By Tuesday, the Inyo County Sheriff’s Office lifted their barricades and allowed residents to return to their homes, or what was left of them. Dennis was one of the first to venture back into Swall Meadows, anxious to start anew.
Word had spread through the Eastside grapevine: “The Oakeshotts need help.” I drove down the following day. By the time I arrived at the remains of the Oakeshott’s home, a small crowd had already assembled. Here were good friends who had unquestioningly abandoned their lives to lend a hand. A contractor soon arrived with tools and machinery, and the local lumber yard loaned their excavator, but most of us carried little more than gloves and respirators. Dennis, a furniture maker and artisan, had built a showpiece home. Now it was 10 inches of debris below a pile of twisted corrugated metal roofing. Some people cut and cleared away the roof, and others sorted through the crumbled drywall and shattered glass for scraps of steel from window frames, drawer slides and box springs, all bound for recycling. I was flooded with fond memories and overcome with emotion when, wading through calf-deep ash, I came upon a buried treasure: a box of Kodachrome transparencies of a long-ago adventure on El Capitán’s Salathé Wall, in Yosemite Valley.
“Hey Dennis, we really like what you’ve done with the place,” someone yelled, breaking the tension. We all laughed – even Dennis. I imagine we all felt some kind of survivor’s guilt, but it sure felt good to help them pick up the pieces of their lives. I’m inspired by this resiliency of the human spirit, the strength and tenacity of these old friends.

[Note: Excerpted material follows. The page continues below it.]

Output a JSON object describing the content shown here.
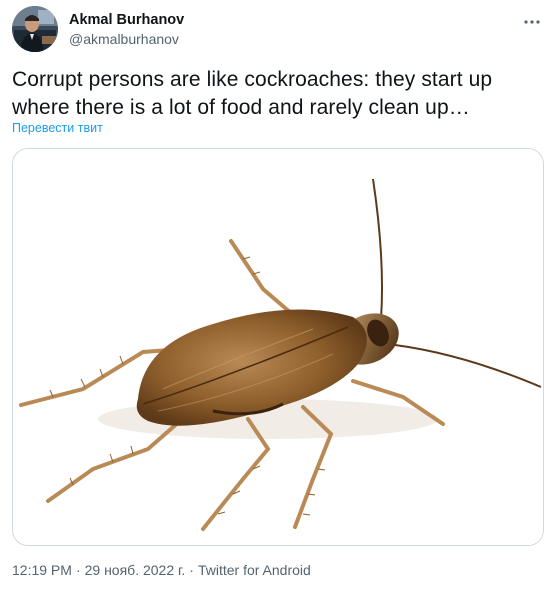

Three months later, I walked alone through the ash, less than a mile from where a downed power line sparked the blaze. The mountains were shrouded in clouds from an incoming storm and a light snow fell. My cheeks stung from the wind and damp cold, and the ground, thinly crusted over from the flames, crunched beneath my feet. Granite boulders had popped open from the fire’s heat, and the surface of the rock peeled like onionskin. Skeletal silhouettes of Jeffrey pines, water birch, locust, and willow stood along Rock Creek, with the ramparts of the Wheeler Crest looming in the background. I found the remains of a deer – a sprinkling of bone shards here and there, and larger, intact pieces: a pelvis, a femur. It had been a young male, grazing, perhaps, when the smoke felled it. You could tell by the small antlers still attached to the skull.

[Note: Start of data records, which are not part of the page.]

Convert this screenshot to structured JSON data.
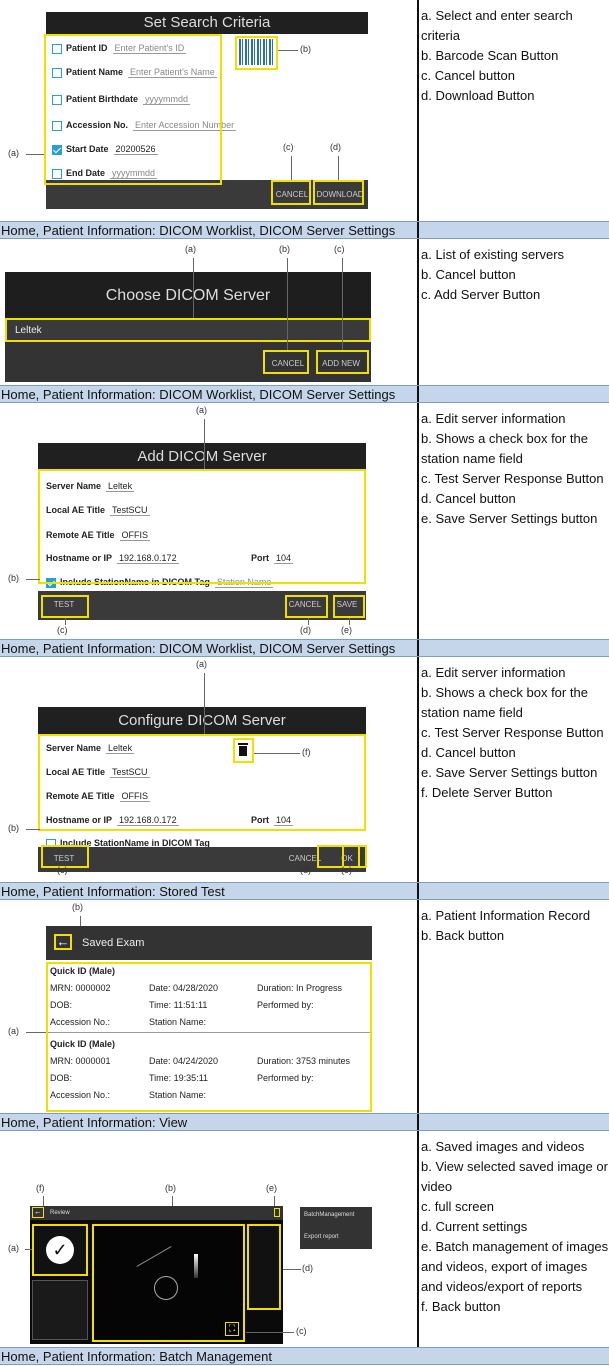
{
  "sections": [
    {
      "id": "search",
      "dialog_title": "Set Search Criteria",
      "fields": [
        {
          "label": "Patient ID",
          "value": "Enter Patient's ID",
          "placeholder": true,
          "checked": false
        },
        {
          "label": "Patient Name",
          "value": "Enter Patient's Name",
          "placeholder": true,
          "checked": false
        },
        {
          "label": "Patient Birthdate",
          "value": "yyyymmdd",
          "placeholder": true,
          "checked": false
        },
        {
          "label": "Accession No.",
          "value": "Enter Accession Number",
          "placeholder": true,
          "checked": false
        },
        {
          "label": "Start Date",
          "value": "20200526",
          "placeholder": false,
          "checked": true
        },
        {
          "label": "End Date",
          "value": "yyyymmdd",
          "placeholder": true,
          "checked": false
        }
      ],
      "buttons": [
        "CANCEL",
        "DOWNLOAD"
      ],
      "callouts": [
        "(a)",
        "(b)",
        "(c)",
        "(d)"
      ],
      "descriptions": [
        "a. Select and enter search criteria",
        "b. Barcode Scan Button",
        "c. Cancel button",
        "d. Download Button"
      ]
    },
    {
      "id": "choose",
      "header": "Home, Patient Information: DICOM Worklist, DICOM Server Settings",
      "dialog_title": "Choose DICOM Server",
      "server": "Leltek",
      "buttons": [
        "CANCEL",
        "ADD NEW"
      ],
      "callouts": [
        "(a)",
        "(b)",
        "(c)"
      ],
      "descriptions": [
        "a. List of existing servers",
        "b. Cancel button",
        "c. Add Server Button"
      ]
    },
    {
      "id": "add",
      "header": "Home, Patient Information: DICOM Worklist, DICOM Server Settings",
      "dialog_title": "Add DICOM Server",
      "server_name_label": "Server Name",
      "server_name": "Leltek",
      "local_ae_label": "Local AE Title",
      "local_ae": "TestSCU",
      "remote_ae_label": "Remote AE Title",
      "remote_ae": "OFFIS",
      "host_label": "Hostname or IP",
      "host": "192.168.0.172",
      "port_label": "Port",
      "port": "104",
      "station_label": "Include StationName in DICOM Tag",
      "station_placeholder": "Station Name",
      "buttons": [
        "TEST",
        "CANCEL",
        "SAVE"
      ],
      "callouts": [
        "(a)",
        "(b)",
        "(c)",
        "(d)",
        "(e)"
      ],
      "descriptions": [
        "a. Edit server information",
        "b. Shows a check box for the station name field",
        "c. Test Server Response Button",
        "d. Cancel button",
        "e. Save Server Settings button"
      ]
    },
    {
      "id": "configure",
      "header": "Home, Patient Information: DICOM Worklist, DICOM Server Settings",
      "dialog_title": "Configure DICOM Server",
      "server_name_label": "Server Name",
      "server_name": "Leltek",
      "local_ae_label": "Local AE Title",
      "local_ae": "TestSCU",
      "remote_ae_label": "Remote AE Title",
      "remote_ae": "OFFIS",
      "host_label": "Hostname or IP",
      "host": "192.168.0.172",
      "port_label": "Port",
      "port": "104",
      "station_label": "Include StationName in DICOM Tag",
      "buttons": [
        "TEST",
        "CANCEL",
        "OK"
      ],
      "callouts": [
        "(a)",
        "(b)",
        "(c)",
        "(d)",
        "(e)",
        "(f)"
      ],
      "descriptions": [
        "a. Edit server information",
        "b. Shows a check box for the station name field",
        "c. Test Server Response Button",
        "d. Cancel button",
        "e. Save Server Settings button",
        "f. Delete Server Button"
      ]
    },
    {
      "id": "saved",
      "header": "Home, Patient Information: Stored Test",
      "title": "Saved Exam",
      "records": [
        {
          "name": "Quick ID  (Male)",
          "mrn": "MRN: 0000002",
          "date": "Date: 04/28/2020",
          "duration": "Duration: In Progress",
          "dob": "DOB:",
          "time": "Time: 11:51:11",
          "performed": "Performed by:",
          "accession": "Accession No.:",
          "station": "Station Name:"
        },
        {
          "name": "Quick ID  (Male)",
          "mrn": "MRN: 0000001",
          "date": "Date: 04/24/2020",
          "duration": "Duration: 3753 minutes",
          "dob": "DOB:",
          "time": "Time: 19:35:11",
          "performed": "Performed by:",
          "accession": "Accession No.:",
          "station": "Station Name:"
        }
      ],
      "callouts": [
        "(a)",
        "(b)"
      ],
      "descriptions": [
        "a. Patient Information Record",
        "b. Back button"
      ]
    },
    {
      "id": "view",
      "header": "Home, Patient Information: View",
      "title": "Review",
      "menu": [
        "BatchManagement",
        "Export report"
      ],
      "callouts": [
        "(a)",
        "(b)",
        "(c)",
        "(d)",
        "(e)",
        "(f)"
      ],
      "descriptions": [
        "a. Saved images and videos",
        "b. View selected saved image or video",
        "c. full screen",
        "d. Current settings",
        "e. Batch management of images and videos, export of images and videos/export of reports",
        "f. Back button"
      ]
    }
  ],
  "footer_header": "Home, Patient Information: Batch Management"
}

A forest fire in February? Nobody saw it coming.
As the human spirit is resilient, so is the earth, and it too is healing. Deer have returned, attracted by the tender grass shoots that poke through the charred earth. Indian Paintbrush and tiger lilies rim Rock Creek, which gurgles and meanders through the blackened desert. Peals of laughter fill the air, and smiles lighten faces once smudged with soot and tears. Within weeks of the fire Dennis and Jeanne submitted building plans to Mono County, and they’ll soon start raising walls. Dennis replanted his garden.
The summer months always bring a threat of wildfires, but with four years of drought and volatile weather, we have moved into a 12-month fire season. Today the skies of California are choked with smoke from fires burning throughout the West. The air has grown heavy and amber in color, obscuring the the sharp ridge lines on the nearby peaks and ridges. Sometimes specks of white ash float gently from the sky, coating the plants in our yard. The air is tinged with the smell of soot from the trees burning high on the Sierra’s western slope.

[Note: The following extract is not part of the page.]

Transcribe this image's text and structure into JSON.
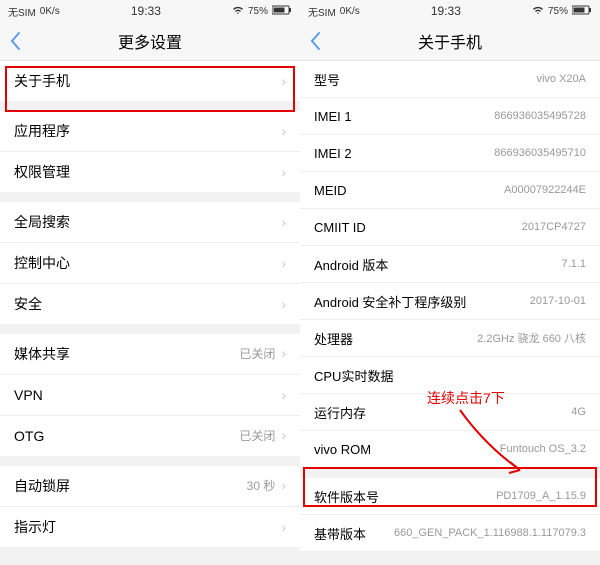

I hope for cooler months and the prospect of snow. And I wonder what this winter will bring.
An avid backcountry enthusiast, Stimson has made his home in the Eastern Sierra since 1975. He lives with his wife Suzanne and their two children in Crowley Lake, California. See more of his work here, at Jim Stimson Photography.